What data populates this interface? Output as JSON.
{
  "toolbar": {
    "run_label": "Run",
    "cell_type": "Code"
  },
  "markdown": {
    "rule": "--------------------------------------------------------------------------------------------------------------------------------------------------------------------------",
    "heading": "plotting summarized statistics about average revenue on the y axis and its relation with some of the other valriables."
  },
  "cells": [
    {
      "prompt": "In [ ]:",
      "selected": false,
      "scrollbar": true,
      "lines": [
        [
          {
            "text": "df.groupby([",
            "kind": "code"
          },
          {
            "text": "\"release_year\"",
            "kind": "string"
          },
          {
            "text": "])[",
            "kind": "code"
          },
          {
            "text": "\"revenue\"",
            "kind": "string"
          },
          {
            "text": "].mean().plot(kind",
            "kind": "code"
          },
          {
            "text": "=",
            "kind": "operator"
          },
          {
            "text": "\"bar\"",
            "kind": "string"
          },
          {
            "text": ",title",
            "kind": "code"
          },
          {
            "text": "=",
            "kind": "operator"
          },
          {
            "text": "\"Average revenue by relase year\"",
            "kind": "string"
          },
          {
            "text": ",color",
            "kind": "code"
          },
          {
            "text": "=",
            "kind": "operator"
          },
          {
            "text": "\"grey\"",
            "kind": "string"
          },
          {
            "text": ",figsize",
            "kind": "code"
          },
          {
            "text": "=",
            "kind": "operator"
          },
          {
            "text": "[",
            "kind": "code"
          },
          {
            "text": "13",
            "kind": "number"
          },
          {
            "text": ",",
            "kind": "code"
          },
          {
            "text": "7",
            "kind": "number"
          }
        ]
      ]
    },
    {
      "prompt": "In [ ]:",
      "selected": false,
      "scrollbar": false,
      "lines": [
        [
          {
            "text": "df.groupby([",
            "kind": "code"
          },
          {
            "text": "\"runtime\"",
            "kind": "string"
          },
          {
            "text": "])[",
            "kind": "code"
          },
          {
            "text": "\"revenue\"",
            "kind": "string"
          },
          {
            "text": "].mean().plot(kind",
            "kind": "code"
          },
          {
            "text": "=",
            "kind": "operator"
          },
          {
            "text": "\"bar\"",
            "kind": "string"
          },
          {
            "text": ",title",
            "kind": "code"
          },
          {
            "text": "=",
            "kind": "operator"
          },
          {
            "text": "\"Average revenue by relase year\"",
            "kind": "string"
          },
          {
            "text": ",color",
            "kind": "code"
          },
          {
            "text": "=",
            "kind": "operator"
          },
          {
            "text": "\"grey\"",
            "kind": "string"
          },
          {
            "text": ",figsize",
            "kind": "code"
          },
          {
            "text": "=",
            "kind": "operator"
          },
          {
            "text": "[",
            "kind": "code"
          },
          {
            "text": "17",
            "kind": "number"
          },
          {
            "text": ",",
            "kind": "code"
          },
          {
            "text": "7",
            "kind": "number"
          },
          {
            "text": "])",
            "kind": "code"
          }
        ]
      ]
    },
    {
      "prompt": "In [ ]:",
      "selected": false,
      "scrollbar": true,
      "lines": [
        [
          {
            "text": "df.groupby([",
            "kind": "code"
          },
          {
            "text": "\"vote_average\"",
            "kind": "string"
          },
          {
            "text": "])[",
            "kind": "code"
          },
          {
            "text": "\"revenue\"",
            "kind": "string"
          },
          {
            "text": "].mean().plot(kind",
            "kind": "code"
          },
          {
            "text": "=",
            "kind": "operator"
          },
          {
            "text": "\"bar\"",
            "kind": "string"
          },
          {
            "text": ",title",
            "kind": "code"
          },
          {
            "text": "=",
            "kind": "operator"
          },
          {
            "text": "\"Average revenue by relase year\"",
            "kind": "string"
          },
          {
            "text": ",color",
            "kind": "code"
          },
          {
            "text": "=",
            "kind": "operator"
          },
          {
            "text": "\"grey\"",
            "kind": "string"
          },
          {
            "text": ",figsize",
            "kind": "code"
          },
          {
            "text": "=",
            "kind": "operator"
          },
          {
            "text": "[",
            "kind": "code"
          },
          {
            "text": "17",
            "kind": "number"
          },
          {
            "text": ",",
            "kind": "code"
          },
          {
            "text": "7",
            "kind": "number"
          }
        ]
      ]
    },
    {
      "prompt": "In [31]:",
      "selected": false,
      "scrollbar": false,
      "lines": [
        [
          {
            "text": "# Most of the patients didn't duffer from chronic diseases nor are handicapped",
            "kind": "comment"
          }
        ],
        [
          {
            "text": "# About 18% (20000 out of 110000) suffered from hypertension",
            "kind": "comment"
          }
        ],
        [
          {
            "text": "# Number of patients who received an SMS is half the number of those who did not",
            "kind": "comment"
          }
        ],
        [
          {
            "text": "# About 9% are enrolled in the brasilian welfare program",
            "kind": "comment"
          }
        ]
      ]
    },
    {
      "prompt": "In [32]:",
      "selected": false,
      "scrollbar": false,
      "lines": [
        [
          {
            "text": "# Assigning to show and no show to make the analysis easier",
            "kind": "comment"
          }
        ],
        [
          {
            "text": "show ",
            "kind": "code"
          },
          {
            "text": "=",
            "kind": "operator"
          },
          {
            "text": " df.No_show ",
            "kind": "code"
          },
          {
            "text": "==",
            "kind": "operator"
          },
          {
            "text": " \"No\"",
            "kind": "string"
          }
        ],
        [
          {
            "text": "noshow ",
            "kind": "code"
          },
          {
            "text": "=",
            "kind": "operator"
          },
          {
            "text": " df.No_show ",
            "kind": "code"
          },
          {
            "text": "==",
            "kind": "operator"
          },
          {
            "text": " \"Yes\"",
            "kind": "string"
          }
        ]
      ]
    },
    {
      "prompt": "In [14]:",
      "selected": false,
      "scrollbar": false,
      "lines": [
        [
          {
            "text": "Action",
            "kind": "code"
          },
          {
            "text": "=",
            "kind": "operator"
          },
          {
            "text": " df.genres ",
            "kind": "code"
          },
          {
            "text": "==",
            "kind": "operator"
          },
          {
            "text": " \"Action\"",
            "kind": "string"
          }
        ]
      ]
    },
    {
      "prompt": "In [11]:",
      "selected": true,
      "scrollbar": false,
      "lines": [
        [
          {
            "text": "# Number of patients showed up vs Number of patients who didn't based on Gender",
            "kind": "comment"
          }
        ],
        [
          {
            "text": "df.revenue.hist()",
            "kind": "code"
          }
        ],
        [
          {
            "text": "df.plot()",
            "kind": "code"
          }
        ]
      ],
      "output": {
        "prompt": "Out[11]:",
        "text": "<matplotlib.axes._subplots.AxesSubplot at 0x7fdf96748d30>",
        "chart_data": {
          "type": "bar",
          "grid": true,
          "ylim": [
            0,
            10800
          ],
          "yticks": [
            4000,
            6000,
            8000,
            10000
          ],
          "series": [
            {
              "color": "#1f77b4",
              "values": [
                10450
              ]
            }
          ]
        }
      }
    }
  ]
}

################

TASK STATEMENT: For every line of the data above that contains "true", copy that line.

SOLVED PROBLEM:
      "scrollbar": true,
      "scrollbar": true,
      "selected": true,
          "grid": true,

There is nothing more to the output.